> **Required action**
Among the records, which lines include "SKiLL"? List them.

(Records contained in a dataset)
◇ ◇ ◇ ◇ ◇
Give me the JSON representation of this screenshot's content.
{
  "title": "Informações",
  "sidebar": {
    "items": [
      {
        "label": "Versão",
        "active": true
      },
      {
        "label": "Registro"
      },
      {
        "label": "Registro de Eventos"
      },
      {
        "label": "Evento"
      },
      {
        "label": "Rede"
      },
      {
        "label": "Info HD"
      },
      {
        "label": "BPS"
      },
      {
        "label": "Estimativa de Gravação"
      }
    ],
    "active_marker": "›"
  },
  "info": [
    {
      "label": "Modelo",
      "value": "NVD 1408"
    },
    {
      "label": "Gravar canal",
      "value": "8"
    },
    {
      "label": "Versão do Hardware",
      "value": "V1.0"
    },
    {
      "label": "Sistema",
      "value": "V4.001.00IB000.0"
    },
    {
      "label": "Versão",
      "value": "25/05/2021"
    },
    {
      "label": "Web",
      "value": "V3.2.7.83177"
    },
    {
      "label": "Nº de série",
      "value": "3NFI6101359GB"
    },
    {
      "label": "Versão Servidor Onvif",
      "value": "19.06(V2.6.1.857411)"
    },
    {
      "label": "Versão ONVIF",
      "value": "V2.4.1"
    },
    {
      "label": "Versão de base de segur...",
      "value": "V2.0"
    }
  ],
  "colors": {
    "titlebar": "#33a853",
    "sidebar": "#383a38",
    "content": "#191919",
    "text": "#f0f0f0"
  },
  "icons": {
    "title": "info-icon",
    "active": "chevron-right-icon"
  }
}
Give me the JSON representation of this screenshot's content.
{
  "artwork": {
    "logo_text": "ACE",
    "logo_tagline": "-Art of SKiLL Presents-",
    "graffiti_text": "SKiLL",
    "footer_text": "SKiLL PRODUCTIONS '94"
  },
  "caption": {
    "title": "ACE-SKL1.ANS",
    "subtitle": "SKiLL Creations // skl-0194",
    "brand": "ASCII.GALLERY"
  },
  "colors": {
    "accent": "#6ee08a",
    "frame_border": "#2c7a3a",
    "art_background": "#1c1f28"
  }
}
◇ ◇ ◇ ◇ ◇
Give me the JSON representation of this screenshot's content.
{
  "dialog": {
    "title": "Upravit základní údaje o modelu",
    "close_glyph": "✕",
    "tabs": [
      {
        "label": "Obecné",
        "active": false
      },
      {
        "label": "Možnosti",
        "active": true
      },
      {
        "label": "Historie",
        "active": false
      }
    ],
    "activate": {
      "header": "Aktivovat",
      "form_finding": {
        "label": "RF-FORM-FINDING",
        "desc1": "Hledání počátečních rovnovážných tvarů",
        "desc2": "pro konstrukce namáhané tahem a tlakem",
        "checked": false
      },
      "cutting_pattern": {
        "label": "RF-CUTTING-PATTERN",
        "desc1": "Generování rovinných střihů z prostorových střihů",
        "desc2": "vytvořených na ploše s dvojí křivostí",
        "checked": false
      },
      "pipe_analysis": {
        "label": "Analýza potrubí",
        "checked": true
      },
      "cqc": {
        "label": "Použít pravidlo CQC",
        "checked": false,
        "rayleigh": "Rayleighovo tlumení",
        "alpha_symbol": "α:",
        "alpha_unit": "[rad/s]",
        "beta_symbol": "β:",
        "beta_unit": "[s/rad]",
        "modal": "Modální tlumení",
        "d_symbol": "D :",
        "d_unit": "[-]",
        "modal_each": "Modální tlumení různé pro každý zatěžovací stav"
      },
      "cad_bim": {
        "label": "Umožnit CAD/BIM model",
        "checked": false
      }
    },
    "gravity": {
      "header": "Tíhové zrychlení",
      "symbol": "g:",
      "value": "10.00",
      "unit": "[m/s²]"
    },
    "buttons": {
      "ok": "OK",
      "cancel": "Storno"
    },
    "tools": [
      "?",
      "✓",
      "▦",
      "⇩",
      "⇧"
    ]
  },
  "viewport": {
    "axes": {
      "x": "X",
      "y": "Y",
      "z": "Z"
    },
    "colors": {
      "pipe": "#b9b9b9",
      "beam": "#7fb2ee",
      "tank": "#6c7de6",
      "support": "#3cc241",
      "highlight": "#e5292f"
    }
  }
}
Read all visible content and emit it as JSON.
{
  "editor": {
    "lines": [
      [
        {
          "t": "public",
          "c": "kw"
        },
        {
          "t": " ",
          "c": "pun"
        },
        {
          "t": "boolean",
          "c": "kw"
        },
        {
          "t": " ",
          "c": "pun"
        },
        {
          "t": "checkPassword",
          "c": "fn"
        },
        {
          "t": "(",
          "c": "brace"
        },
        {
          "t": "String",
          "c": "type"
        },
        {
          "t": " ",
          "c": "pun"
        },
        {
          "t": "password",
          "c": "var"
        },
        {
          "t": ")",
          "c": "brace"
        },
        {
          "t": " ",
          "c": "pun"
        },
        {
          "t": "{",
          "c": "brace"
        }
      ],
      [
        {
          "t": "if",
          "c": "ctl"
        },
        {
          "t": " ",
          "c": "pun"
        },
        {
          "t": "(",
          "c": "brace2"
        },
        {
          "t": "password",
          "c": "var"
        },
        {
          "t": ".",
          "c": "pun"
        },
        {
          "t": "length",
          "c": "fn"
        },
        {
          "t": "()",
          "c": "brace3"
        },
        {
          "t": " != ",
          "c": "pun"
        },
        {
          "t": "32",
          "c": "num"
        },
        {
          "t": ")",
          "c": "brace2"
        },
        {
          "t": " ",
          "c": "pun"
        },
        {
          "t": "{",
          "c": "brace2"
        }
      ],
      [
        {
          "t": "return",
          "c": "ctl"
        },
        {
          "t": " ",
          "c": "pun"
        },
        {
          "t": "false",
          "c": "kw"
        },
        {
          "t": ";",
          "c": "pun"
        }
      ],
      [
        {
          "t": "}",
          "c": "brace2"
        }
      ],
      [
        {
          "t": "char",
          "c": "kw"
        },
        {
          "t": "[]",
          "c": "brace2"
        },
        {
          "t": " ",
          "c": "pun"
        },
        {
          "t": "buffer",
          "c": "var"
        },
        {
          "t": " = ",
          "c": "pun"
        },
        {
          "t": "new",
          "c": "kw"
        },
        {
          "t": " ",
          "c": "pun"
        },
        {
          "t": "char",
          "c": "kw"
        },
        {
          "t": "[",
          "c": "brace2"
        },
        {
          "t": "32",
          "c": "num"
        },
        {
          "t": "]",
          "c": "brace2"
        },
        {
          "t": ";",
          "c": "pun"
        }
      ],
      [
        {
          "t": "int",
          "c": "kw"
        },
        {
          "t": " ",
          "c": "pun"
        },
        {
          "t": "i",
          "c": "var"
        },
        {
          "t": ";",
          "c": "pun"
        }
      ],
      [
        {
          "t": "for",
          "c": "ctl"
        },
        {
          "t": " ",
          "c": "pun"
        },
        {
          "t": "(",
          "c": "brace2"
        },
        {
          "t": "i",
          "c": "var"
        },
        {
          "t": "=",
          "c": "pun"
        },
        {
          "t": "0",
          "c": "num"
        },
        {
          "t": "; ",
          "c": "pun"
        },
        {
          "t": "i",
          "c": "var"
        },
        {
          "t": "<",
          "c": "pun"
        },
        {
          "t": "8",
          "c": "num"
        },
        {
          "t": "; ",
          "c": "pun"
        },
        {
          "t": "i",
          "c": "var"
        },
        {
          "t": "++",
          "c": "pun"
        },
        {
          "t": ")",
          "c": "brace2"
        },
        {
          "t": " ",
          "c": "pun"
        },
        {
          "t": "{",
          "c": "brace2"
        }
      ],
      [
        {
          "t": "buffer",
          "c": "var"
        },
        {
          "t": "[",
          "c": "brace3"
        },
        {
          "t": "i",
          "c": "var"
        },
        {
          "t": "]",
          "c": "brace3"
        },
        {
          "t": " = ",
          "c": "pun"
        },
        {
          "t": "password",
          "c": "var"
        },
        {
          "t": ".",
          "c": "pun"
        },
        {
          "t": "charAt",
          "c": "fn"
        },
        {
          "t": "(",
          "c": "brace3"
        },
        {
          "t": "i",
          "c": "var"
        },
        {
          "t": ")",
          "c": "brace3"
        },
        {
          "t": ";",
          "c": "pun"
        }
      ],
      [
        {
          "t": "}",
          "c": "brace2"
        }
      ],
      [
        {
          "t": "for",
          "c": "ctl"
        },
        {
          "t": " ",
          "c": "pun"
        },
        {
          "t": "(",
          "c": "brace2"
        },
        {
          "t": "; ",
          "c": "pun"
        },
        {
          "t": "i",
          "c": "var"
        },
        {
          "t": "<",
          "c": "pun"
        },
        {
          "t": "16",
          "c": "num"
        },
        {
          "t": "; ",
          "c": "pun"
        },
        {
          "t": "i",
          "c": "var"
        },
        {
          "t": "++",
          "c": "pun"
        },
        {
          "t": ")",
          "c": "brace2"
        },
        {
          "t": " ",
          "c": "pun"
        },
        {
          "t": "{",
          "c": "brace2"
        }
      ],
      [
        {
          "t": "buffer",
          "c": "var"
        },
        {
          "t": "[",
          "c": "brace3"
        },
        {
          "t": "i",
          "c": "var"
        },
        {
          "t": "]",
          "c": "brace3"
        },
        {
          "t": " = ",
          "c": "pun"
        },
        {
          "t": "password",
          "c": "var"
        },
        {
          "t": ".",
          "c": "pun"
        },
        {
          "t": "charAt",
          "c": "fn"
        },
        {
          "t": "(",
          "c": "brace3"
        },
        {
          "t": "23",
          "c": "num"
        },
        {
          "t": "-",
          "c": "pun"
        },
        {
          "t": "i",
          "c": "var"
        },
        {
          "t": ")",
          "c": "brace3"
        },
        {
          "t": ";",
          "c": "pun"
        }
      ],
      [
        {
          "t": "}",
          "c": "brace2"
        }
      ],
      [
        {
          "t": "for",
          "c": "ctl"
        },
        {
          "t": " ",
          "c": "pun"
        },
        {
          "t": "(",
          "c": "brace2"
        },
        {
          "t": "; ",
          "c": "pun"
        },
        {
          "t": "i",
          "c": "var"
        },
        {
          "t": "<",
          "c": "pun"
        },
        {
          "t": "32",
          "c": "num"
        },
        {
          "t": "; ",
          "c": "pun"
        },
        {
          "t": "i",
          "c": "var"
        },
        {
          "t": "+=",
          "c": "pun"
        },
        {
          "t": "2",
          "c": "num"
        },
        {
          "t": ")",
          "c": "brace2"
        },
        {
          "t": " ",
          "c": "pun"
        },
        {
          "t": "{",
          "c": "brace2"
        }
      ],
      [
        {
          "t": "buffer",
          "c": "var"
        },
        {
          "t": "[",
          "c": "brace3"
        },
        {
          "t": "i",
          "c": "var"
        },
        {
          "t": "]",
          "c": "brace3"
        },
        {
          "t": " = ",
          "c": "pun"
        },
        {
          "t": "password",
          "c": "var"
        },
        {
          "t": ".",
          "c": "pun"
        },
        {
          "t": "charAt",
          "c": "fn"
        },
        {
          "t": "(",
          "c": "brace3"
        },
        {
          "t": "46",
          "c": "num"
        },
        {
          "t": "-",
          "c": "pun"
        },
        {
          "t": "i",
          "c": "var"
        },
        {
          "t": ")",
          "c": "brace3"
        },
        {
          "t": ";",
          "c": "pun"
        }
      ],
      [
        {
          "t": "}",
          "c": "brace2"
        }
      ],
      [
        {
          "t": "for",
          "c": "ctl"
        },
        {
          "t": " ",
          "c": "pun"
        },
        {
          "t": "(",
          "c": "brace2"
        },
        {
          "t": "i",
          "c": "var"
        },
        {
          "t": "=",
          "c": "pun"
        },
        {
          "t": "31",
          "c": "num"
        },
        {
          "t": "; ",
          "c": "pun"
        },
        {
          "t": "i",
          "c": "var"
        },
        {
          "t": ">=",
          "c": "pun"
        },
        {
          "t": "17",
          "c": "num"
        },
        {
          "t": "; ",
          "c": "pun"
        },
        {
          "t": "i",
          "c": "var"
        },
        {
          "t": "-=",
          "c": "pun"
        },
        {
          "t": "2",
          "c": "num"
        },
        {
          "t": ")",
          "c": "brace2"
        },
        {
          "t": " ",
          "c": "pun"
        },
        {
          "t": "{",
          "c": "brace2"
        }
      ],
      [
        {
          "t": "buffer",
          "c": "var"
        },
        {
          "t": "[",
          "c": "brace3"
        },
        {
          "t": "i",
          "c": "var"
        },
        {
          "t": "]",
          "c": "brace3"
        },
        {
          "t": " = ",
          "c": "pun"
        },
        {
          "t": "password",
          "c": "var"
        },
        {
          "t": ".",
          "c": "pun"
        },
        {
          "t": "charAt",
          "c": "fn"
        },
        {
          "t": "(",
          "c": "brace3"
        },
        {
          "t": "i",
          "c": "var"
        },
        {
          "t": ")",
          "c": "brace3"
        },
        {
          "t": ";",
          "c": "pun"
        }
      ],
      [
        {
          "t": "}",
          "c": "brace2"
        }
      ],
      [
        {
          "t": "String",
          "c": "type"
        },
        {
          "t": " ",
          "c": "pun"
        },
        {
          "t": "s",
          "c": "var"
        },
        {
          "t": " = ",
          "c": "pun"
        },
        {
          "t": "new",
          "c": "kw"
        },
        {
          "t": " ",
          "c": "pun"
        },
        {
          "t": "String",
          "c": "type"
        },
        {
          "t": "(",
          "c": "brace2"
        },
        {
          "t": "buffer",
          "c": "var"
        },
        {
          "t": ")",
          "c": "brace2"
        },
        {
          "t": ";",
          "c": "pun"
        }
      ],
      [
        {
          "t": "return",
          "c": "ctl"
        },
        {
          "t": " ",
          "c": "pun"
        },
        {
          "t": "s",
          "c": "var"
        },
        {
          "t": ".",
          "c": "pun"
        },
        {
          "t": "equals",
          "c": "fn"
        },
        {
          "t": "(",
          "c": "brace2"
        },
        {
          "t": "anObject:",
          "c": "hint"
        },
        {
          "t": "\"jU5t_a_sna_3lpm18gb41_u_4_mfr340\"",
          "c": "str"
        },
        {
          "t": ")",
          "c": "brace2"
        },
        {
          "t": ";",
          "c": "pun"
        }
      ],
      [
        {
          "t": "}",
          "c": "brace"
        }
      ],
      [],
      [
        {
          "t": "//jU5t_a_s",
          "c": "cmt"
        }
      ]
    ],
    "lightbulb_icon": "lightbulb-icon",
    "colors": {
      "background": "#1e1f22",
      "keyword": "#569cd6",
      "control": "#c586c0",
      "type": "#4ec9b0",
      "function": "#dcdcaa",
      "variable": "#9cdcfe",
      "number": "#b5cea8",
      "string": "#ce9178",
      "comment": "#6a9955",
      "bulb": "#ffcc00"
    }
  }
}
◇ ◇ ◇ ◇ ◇
> **Written solution**
    "logo_tagline": "-Art of SKiLL Presents-",
    "graffiti_text": "SKiLL",
    "footer_text": "SKiLL PRODUCTIONS '94"
    "subtitle": "SKiLL Creations // skl-0194",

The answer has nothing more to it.